> _What you need to do_:
The pictures get dropped, while every remaining part of the listing is copied exactly.

> _Data to use_:

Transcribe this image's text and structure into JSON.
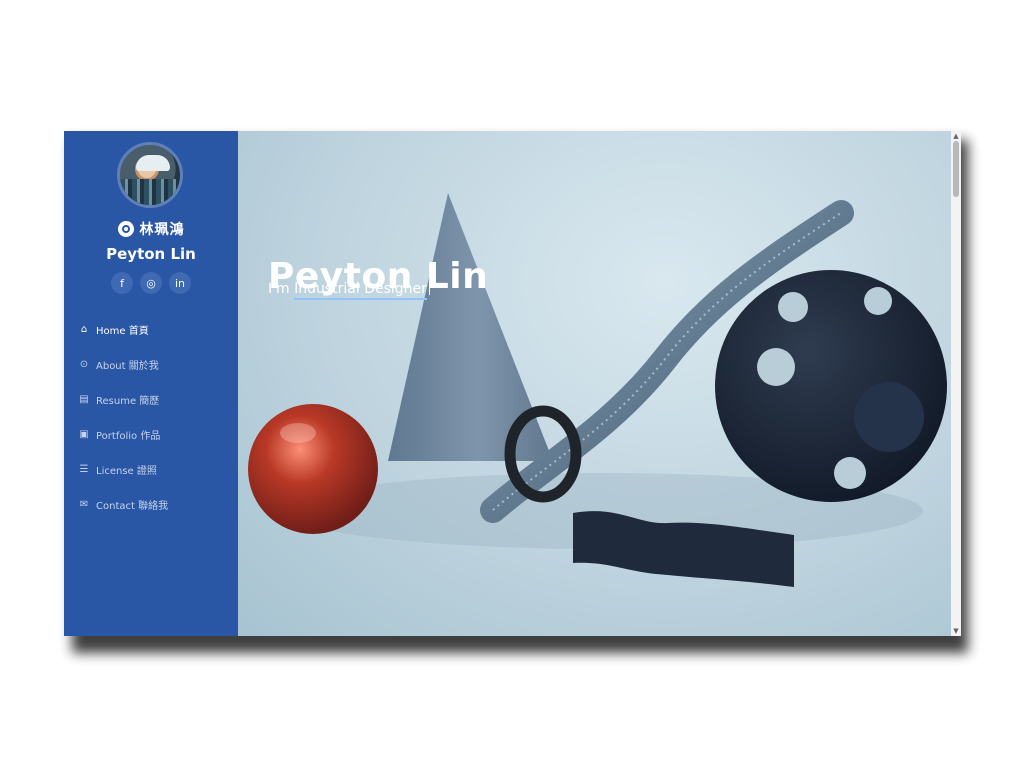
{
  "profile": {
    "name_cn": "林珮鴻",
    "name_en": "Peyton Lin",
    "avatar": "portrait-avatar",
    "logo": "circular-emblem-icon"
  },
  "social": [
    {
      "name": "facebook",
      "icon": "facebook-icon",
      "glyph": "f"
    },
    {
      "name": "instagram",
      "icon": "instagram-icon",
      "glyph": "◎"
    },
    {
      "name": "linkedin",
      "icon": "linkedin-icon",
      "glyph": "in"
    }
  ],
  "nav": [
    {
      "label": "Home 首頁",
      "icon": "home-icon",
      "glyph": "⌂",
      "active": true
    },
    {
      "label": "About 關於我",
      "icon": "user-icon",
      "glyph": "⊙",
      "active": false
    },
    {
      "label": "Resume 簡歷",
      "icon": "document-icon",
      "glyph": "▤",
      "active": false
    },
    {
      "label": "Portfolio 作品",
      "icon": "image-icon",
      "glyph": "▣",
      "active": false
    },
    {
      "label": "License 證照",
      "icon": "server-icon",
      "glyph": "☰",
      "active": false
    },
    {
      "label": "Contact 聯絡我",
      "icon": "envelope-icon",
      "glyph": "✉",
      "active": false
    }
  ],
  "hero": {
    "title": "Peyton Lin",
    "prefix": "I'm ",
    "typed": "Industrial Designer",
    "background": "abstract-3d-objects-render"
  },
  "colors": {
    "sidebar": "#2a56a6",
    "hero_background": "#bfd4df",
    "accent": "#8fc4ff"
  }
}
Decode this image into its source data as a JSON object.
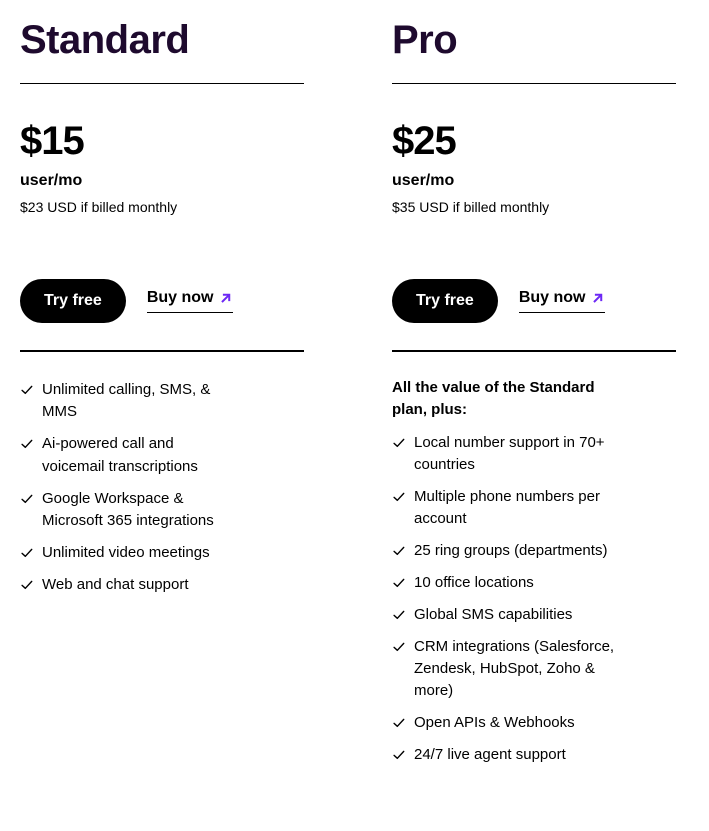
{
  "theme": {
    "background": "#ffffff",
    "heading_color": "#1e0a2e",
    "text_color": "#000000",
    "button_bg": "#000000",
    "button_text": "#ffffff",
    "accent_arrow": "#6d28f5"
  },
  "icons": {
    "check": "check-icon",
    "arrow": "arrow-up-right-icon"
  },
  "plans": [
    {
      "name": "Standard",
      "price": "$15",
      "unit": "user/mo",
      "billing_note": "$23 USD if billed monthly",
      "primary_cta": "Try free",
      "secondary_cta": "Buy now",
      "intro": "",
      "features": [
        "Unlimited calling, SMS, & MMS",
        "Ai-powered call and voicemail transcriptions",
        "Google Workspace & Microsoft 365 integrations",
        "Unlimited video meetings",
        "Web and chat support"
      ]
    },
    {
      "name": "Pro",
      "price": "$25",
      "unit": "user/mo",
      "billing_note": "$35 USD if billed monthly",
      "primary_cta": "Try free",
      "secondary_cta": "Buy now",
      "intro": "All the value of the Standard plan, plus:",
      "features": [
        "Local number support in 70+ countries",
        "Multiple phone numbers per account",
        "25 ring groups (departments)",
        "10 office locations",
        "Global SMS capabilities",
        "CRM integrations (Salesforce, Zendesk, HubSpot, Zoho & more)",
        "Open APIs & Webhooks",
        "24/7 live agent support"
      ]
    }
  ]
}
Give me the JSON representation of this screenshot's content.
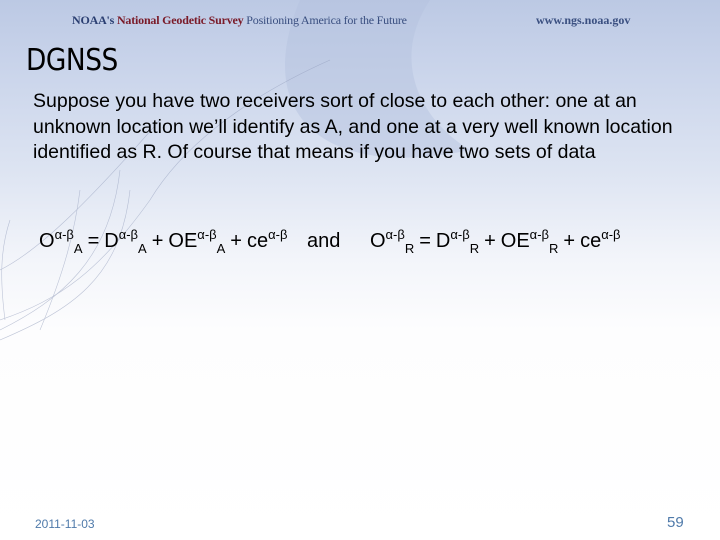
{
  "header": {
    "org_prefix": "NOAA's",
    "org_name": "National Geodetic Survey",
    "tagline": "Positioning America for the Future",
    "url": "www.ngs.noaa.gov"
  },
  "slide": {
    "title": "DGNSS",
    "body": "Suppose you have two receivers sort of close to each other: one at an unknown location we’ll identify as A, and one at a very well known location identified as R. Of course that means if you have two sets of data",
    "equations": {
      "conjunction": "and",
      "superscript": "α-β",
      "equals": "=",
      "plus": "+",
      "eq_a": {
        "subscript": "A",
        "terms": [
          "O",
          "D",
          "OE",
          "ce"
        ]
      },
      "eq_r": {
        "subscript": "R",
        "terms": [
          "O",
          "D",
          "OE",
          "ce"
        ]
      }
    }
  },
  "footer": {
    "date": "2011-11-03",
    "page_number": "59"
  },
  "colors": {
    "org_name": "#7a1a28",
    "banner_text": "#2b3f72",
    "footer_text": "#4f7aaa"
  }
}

> _Solution to this problem_:
Transcribe this image's text and structure into JSON.
{
  "profile": {
    "name_cn": "林珮鴻",
    "name_en": "Peyton Lin",
    "avatar": "portrait-avatar",
    "logo": "circular-emblem-icon"
  },
  "social": [
    {
      "name": "facebook",
      "icon": "facebook-icon",
      "glyph": "f"
    },
    {
      "name": "instagram",
      "icon": "instagram-icon",
      "glyph": "◎"
    },
    {
      "name": "linkedin",
      "icon": "linkedin-icon",
      "glyph": "in"
    }
  ],
  "nav": [
    {
      "label": "Home 首頁",
      "icon": "home-icon",
      "glyph": "⌂",
      "active": true
    },
    {
      "label": "About 關於我",
      "icon": "user-icon",
      "glyph": "⊙",
      "active": false
    },
    {
      "label": "Resume 簡歷",
      "icon": "document-icon",
      "glyph": "▤",
      "active": false
    },
    {
      "label": "Portfolio 作品",
      "icon": "image-icon",
      "glyph": "▣",
      "active": false
    },
    {
      "label": "License 證照",
      "icon": "server-icon",
      "glyph": "☰",
      "active": false
    },
    {
      "label": "Contact 聯絡我",
      "icon": "envelope-icon",
      "glyph": "✉",
      "active": false
    }
  ],
  "hero": {
    "title": "Peyton Lin",
    "prefix": "I'm ",
    "typed": "Industrial Designer",
    "background": "abstract-3d-objects-render"
  },
  "colors": {
    "sidebar": "#2a56a6",
    "hero_background": "#bfd4df",
    "accent": "#8fc4ff"
  }
}
Decode this image into its source data as a JSON object.
{
  "theme": {
    "background": "#ffffff",
    "heading_color": "#1e0a2e",
    "text_color": "#000000",
    "button_bg": "#000000",
    "button_text": "#ffffff",
    "accent_arrow": "#6d28f5"
  },
  "icons": {
    "check": "check-icon",
    "arrow": "arrow-up-right-icon"
  },
  "plans": [
    {
      "name": "Standard",
      "price": "$15",
      "unit": "user/mo",
      "billing_note": "$23 USD if billed monthly",
      "primary_cta": "Try free",
      "secondary_cta": "Buy now",
      "intro": "",
      "features": [
        "Unlimited calling, SMS, & MMS",
        "Ai-powered call and voicemail transcriptions",
        "Google Workspace & Microsoft 365 integrations",
        "Unlimited video meetings",
        "Web and chat support"
      ]
    },
    {
      "name": "Pro",
      "price": "$25",
      "unit": "user/mo",
      "billing_note": "$35 USD if billed monthly",
      "primary_cta": "Try free",
      "secondary_cta": "Buy now",
      "intro": "All the value of the Standard plan, plus:",
      "features": [
        "Local number support in 70+ countries",
        "Multiple phone numbers per account",
        "25 ring groups (departments)",
        "10 office locations",
        "Global SMS capabilities",
        "CRM integrations (Salesforce, Zendesk, HubSpot, Zoho & more)",
        "Open APIs & Webhooks",
        "24/7 live agent support"
      ]
    }
  ]
}
Give me the JSON representation of this screenshot's content.
{
  "header": {
    "org_prefix": "NOAA's",
    "org_name": "National Geodetic Survey",
    "tagline": "Positioning America for the Future",
    "url": "www.ngs.noaa.gov"
  },
  "slide": {
    "title": "DGNSS",
    "body": "Suppose you have two receivers sort of close to each other: one at an unknown location we’ll identify as A, and one at a very well known location identified as R. Of course that means if you have two sets of data",
    "equations": {
      "conjunction": "and",
      "superscript": "α-β",
      "equals": "=",
      "plus": "+",
      "eq_a": {
        "subscript": "A",
        "terms": [
          "O",
          "D",
          "OE",
          "ce"
        ]
      },
      "eq_r": {
        "subscript": "R",
        "terms": [
          "O",
          "D",
          "OE",
          "ce"
        ]
      }
    }
  },
  "footer": {
    "date": "2011-11-03",
    "page_number": "59"
  },
  "colors": {
    "org_name": "#7a1a28",
    "banner_text": "#2b3f72",
    "footer_text": "#4f7aaa"
  }
}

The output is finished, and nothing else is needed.